:: GIVEN INFORMATION ::
########################################
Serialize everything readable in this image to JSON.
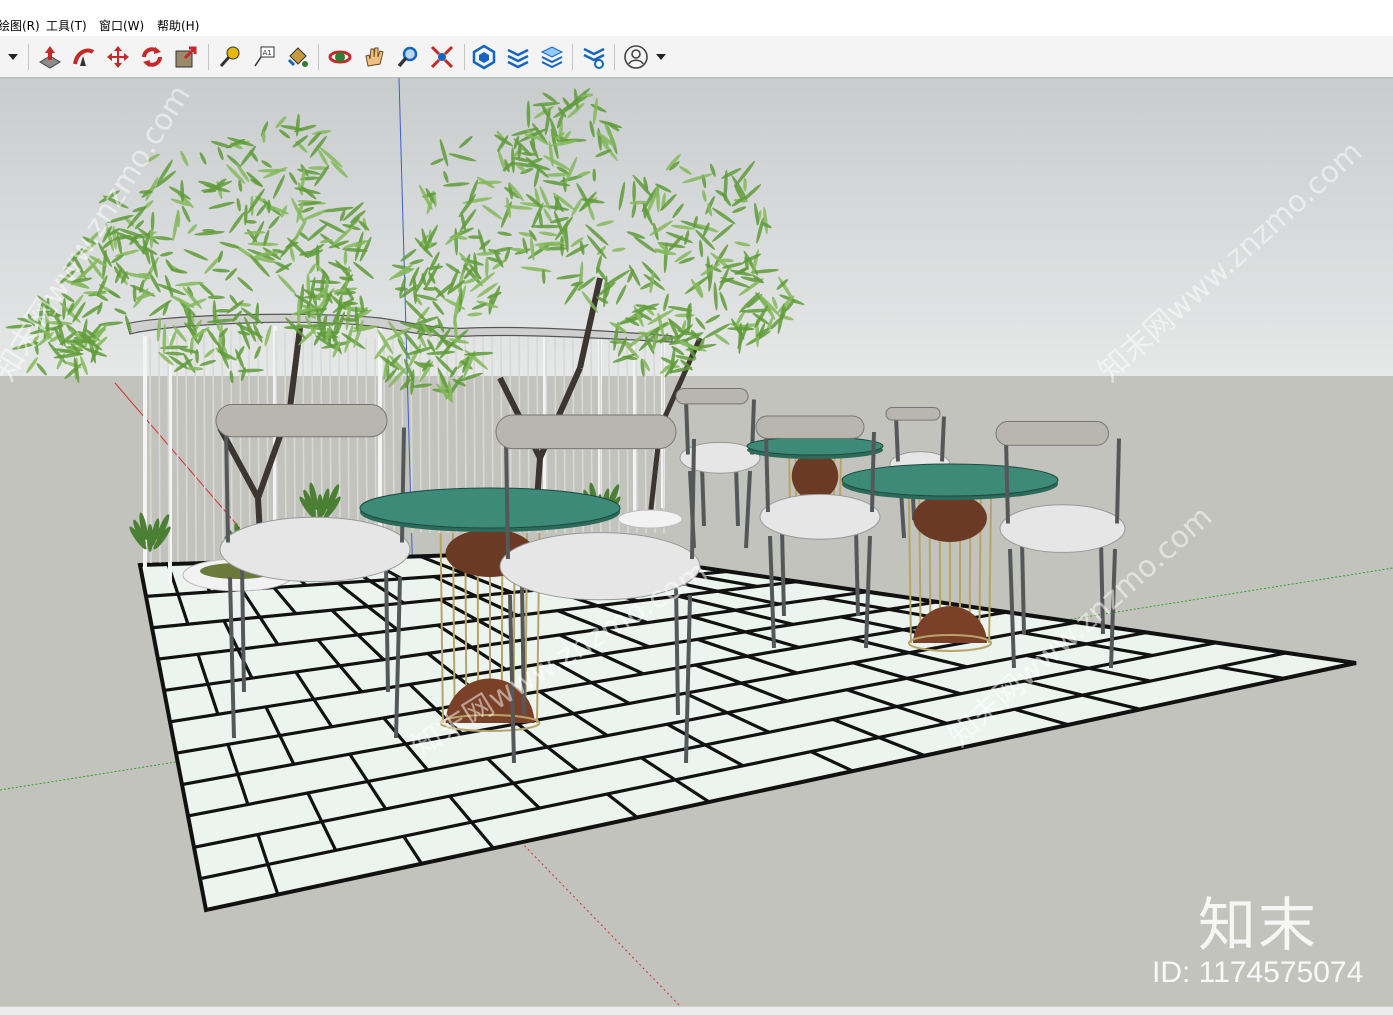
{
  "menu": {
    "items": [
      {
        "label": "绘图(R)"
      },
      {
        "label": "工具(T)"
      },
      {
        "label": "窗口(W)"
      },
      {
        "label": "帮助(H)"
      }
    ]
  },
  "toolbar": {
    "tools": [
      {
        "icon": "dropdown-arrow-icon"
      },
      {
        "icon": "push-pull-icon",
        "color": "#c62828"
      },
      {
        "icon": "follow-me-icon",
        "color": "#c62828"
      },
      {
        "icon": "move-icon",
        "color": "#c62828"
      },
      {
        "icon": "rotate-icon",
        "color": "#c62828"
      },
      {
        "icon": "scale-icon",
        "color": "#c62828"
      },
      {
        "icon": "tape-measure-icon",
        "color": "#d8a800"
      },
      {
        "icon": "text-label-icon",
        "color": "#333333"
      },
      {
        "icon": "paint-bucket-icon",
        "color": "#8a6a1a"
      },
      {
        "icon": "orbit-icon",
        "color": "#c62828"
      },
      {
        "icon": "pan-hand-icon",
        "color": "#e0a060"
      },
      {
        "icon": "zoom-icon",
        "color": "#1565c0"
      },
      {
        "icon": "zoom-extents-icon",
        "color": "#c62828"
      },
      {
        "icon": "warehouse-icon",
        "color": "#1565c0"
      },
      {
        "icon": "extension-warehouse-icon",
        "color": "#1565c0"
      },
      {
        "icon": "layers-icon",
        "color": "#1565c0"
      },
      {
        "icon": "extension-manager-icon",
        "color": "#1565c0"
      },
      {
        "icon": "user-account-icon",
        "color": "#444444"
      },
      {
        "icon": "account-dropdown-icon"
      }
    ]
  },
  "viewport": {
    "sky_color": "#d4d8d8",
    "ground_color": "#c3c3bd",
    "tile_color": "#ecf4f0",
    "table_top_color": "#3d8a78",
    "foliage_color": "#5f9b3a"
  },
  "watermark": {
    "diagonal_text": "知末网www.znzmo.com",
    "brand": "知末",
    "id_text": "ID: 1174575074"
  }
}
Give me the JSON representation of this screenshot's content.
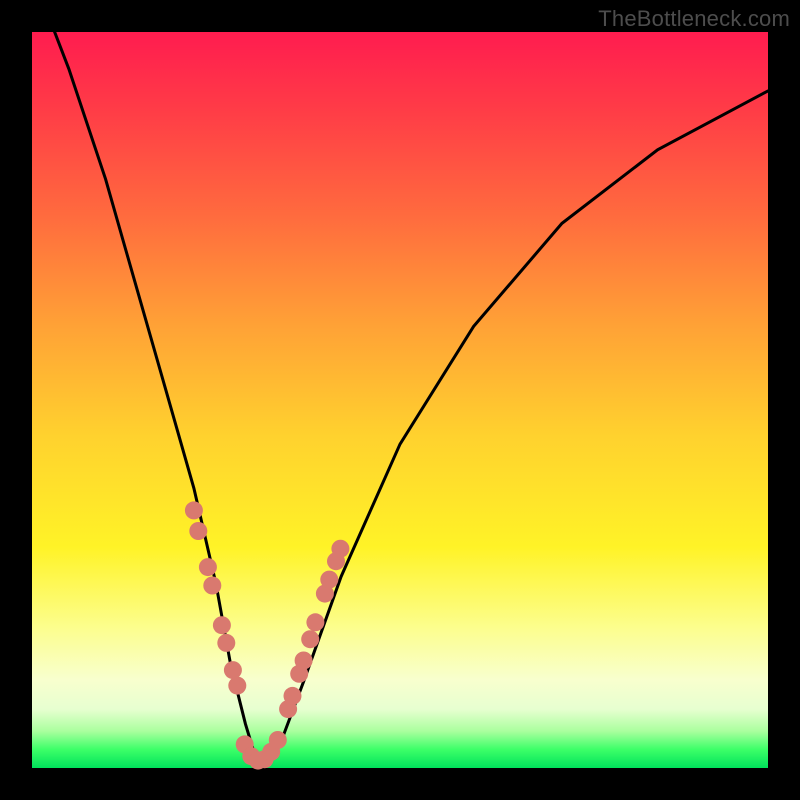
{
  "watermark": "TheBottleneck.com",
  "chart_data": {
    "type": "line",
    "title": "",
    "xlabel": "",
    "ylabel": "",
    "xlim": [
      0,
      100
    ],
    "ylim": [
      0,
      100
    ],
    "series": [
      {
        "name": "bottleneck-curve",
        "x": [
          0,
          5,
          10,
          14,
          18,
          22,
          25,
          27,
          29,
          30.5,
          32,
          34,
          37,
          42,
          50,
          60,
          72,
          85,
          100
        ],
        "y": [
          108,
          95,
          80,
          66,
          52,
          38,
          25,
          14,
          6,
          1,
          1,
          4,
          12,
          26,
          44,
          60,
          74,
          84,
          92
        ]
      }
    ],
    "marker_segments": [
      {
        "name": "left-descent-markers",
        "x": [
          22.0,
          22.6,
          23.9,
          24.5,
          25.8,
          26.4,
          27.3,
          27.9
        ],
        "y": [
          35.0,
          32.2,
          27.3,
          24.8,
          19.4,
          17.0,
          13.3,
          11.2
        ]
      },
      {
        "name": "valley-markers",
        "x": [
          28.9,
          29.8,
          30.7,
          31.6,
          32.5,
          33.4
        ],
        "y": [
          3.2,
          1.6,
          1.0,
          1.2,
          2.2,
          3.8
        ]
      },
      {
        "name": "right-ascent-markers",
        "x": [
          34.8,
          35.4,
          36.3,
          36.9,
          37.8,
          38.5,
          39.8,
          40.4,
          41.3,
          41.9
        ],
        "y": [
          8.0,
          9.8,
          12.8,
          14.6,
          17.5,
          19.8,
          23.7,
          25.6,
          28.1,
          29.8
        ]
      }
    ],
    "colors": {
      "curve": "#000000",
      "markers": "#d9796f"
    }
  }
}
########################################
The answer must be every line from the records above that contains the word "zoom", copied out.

:: PROBLEM SOLUTION ::
        "icon": "zoom-icon",
        "icon": "zoom-extents-icon",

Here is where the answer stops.